--- RECORDS SHOWN Enclosed Below ---

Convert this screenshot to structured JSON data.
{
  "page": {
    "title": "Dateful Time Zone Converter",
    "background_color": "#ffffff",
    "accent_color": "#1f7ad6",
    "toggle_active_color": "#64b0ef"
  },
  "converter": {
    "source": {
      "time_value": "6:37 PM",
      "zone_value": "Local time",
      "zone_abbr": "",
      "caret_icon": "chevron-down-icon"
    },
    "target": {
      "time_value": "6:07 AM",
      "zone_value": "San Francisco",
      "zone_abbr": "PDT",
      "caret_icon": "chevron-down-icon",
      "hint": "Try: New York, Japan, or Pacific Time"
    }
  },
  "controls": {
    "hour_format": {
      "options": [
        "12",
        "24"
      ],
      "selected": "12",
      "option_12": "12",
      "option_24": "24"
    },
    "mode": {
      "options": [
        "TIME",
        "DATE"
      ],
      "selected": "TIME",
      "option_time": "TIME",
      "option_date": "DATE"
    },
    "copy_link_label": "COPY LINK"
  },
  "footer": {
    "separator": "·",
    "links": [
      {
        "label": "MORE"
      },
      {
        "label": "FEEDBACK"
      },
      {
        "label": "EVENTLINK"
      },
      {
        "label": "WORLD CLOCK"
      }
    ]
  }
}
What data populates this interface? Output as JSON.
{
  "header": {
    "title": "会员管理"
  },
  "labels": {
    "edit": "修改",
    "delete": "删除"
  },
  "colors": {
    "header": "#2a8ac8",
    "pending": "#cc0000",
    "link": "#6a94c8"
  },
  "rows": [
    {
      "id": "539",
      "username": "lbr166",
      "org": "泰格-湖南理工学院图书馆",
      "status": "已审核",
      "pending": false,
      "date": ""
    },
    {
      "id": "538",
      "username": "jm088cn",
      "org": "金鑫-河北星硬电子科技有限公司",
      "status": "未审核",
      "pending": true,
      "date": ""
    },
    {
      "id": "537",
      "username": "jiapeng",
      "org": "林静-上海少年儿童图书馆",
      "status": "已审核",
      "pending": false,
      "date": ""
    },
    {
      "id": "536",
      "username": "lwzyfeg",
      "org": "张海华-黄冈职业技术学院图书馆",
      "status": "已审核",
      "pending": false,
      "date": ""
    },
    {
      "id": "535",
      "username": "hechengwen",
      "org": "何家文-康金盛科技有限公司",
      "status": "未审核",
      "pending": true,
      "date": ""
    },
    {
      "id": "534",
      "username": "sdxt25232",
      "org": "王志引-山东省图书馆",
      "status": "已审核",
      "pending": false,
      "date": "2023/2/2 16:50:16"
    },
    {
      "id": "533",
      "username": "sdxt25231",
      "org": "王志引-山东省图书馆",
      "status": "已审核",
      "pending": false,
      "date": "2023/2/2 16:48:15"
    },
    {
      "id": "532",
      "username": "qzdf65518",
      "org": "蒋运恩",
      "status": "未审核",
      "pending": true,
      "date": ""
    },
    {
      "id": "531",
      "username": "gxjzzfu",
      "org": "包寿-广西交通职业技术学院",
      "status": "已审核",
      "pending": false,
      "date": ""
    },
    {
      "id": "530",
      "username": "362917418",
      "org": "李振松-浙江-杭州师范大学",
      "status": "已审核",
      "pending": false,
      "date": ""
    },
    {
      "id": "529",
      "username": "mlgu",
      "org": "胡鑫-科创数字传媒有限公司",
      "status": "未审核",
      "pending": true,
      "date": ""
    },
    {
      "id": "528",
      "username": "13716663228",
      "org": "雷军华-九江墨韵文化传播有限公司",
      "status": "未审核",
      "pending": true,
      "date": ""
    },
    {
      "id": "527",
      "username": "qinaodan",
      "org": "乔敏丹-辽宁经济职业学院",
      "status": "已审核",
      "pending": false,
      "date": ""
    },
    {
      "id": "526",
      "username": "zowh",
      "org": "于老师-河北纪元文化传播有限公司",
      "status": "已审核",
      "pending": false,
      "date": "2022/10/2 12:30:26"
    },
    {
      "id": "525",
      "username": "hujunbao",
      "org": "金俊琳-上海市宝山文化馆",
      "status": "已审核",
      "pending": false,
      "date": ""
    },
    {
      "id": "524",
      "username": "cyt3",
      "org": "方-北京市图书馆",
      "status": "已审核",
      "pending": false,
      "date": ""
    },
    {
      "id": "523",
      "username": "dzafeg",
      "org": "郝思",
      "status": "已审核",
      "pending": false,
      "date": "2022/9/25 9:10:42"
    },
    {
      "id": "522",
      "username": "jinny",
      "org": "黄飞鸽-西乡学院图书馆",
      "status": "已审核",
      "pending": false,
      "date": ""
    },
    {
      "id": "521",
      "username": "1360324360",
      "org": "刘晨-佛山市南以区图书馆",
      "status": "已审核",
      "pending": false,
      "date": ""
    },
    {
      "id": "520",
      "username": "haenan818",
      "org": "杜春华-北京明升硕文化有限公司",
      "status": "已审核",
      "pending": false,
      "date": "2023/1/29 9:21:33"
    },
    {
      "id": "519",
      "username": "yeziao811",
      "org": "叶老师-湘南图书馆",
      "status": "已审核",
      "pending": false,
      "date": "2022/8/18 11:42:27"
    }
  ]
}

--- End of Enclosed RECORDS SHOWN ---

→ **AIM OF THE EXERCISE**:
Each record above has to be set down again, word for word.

→ **TASK RESULT**:
Convert this screenshot to structured JSON data.
{
  "page": {
    "title": "Dateful Time Zone Converter",
    "background_color": "#ffffff",
    "accent_color": "#1f7ad6",
    "toggle_active_color": "#64b0ef"
  },
  "converter": {
    "source": {
      "time_value": "6:37 PM",
      "zone_value": "Local time",
      "zone_abbr": "",
      "caret_icon": "chevron-down-icon"
    },
    "target": {
      "time_value": "6:07 AM",
      "zone_value": "San Francisco",
      "zone_abbr": "PDT",
      "caret_icon": "chevron-down-icon",
      "hint": "Try: New York, Japan, or Pacific Time"
    }
  },
  "controls": {
    "hour_format": {
      "options": [
        "12",
        "24"
      ],
      "selected": "12",
      "option_12": "12",
      "option_24": "24"
    },
    "mode": {
      "options": [
        "TIME",
        "DATE"
      ],
      "selected": "TIME",
      "option_time": "TIME",
      "option_date": "DATE"
    },
    "copy_link_label": "COPY LINK"
  },
  "footer": {
    "separator": "·",
    "links": [
      {
        "label": "MORE"
      },
      {
        "label": "FEEDBACK"
      },
      {
        "label": "EVENTLINK"
      },
      {
        "label": "WORLD CLOCK"
      }
    ]
  }
}
What data populates this interface? Output as JSON.
{
  "header": {
    "title": "会员管理"
  },
  "labels": {
    "edit": "修改",
    "delete": "删除"
  },
  "colors": {
    "header": "#2a8ac8",
    "pending": "#cc0000",
    "link": "#6a94c8"
  },
  "rows": [
    {
      "id": "539",
      "username": "lbr166",
      "org": "泰格-湖南理工学院图书馆",
      "status": "已审核",
      "pending": false,
      "date": ""
    },
    {
      "id": "538",
      "username": "jm088cn",
      "org": "金鑫-河北星硬电子科技有限公司",
      "status": "未审核",
      "pending": true,
      "date": ""
    },
    {
      "id": "537",
      "username": "jiapeng",
      "org": "林静-上海少年儿童图书馆",
      "status": "已审核",
      "pending": false,
      "date": ""
    },
    {
      "id": "536",
      "username": "lwzyfeg",
      "org": "张海华-黄冈职业技术学院图书馆",
      "status": "已审核",
      "pending": false,
      "date": ""
    },
    {
      "id": "535",
      "username": "hechengwen",
      "org": "何家文-康金盛科技有限公司",
      "status": "未审核",
      "pending": true,
      "date": ""
    },
    {
      "id": "534",
      "username": "sdxt25232",
      "org": "王志引-山东省图书馆",
      "status": "已审核",
      "pending": false,
      "date": "2023/2/2 16:50:16"
    },
    {
      "id": "533",
      "username": "sdxt25231",
      "org": "王志引-山东省图书馆",
      "status": "已审核",
      "pending": false,
      "date": "2023/2/2 16:48:15"
    },
    {
      "id": "532",
      "username": "qzdf65518",
      "org": "蒋运恩",
      "status": "未审核",
      "pending": true,
      "date": ""
    },
    {
      "id": "531",
      "username": "gxjzzfu",
      "org": "包寿-广西交通职业技术学院",
      "status": "已审核",
      "pending": false,
      "date": ""
    },
    {
      "id": "530",
      "username": "362917418",
      "org": "李振松-浙江-杭州师范大学",
      "status": "已审核",
      "pending": false,
      "date": ""
    },
    {
      "id": "529",
      "username": "mlgu",
      "org": "胡鑫-科创数字传媒有限公司",
      "status": "未审核",
      "pending": true,
      "date": ""
    },
    {
      "id": "528",
      "username": "13716663228",
      "org": "雷军华-九江墨韵文化传播有限公司",
      "status": "未审核",
      "pending": true,
      "date": ""
    },
    {
      "id": "527",
      "username": "qinaodan",
      "org": "乔敏丹-辽宁经济职业学院",
      "status": "已审核",
      "pending": false,
      "date": ""
    },
    {
      "id": "526",
      "username": "zowh",
      "org": "于老师-河北纪元文化传播有限公司",
      "status": "已审核",
      "pending": false,
      "date": "2022/10/2 12:30:26"
    },
    {
      "id": "525",
      "username": "hujunbao",
      "org": "金俊琳-上海市宝山文化馆",
      "status": "已审核",
      "pending": false,
      "date": ""
    },
    {
      "id": "524",
      "username": "cyt3",
      "org": "方-北京市图书馆",
      "status": "已审核",
      "pending": false,
      "date": ""
    },
    {
      "id": "523",
      "username": "dzafeg",
      "org": "郝思",
      "status": "已审核",
      "pending": false,
      "date": "2022/9/25 9:10:42"
    },
    {
      "id": "522",
      "username": "jinny",
      "org": "黄飞鸽-西乡学院图书馆",
      "status": "已审核",
      "pending": false,
      "date": ""
    },
    {
      "id": "521",
      "username": "1360324360",
      "org": "刘晨-佛山市南以区图书馆",
      "status": "已审核",
      "pending": false,
      "date": ""
    },
    {
      "id": "520",
      "username": "haenan818",
      "org": "杜春华-北京明升硕文化有限公司",
      "status": "已审核",
      "pending": false,
      "date": "2023/1/29 9:21:33"
    },
    {
      "id": "519",
      "username": "yeziao811",
      "org": "叶老师-湘南图书馆",
      "status": "已审核",
      "pending": false,
      "date": "2022/8/18 11:42:27"
    }
  ]
}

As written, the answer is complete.